> **WORK TO BE COMPLETED**
Copy out each line of the data holding "true".

[Stored items from a collection]
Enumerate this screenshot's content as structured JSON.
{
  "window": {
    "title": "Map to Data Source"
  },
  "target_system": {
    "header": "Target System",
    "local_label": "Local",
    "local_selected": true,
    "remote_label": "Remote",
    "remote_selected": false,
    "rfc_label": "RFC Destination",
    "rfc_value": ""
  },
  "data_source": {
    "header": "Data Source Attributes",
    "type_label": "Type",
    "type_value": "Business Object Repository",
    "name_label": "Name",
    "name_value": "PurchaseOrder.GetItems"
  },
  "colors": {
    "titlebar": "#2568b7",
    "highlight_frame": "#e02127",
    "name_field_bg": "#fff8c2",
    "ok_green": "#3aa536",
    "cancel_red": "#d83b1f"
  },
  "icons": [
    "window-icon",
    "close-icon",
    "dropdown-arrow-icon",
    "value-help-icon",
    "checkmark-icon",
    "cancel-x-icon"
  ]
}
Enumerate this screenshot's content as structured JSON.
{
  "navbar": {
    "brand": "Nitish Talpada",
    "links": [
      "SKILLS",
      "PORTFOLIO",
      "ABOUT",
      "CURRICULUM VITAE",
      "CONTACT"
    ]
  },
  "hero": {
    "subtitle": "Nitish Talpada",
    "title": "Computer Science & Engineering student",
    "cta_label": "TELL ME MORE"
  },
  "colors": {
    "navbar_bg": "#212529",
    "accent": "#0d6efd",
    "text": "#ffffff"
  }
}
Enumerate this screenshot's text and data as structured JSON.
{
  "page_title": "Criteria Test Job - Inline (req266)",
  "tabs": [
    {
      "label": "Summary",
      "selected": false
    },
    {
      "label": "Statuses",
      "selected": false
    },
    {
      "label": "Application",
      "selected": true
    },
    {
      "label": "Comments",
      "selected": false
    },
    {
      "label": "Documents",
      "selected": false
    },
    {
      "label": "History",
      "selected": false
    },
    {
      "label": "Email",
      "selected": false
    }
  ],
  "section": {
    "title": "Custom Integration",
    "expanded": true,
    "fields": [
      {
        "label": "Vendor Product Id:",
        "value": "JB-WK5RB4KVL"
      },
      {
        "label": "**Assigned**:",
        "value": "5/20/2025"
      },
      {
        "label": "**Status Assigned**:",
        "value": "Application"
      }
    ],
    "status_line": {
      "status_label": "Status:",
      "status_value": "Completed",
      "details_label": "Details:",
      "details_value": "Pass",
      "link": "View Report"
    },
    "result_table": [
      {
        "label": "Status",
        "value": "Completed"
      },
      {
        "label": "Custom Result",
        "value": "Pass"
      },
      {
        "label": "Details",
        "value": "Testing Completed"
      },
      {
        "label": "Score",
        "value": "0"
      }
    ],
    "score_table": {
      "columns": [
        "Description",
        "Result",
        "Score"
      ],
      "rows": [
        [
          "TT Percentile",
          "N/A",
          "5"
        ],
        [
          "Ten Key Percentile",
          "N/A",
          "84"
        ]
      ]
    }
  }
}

> **WORKED SOLUTION**
    "local_selected": true,
      "selected": true
    "expanded": true,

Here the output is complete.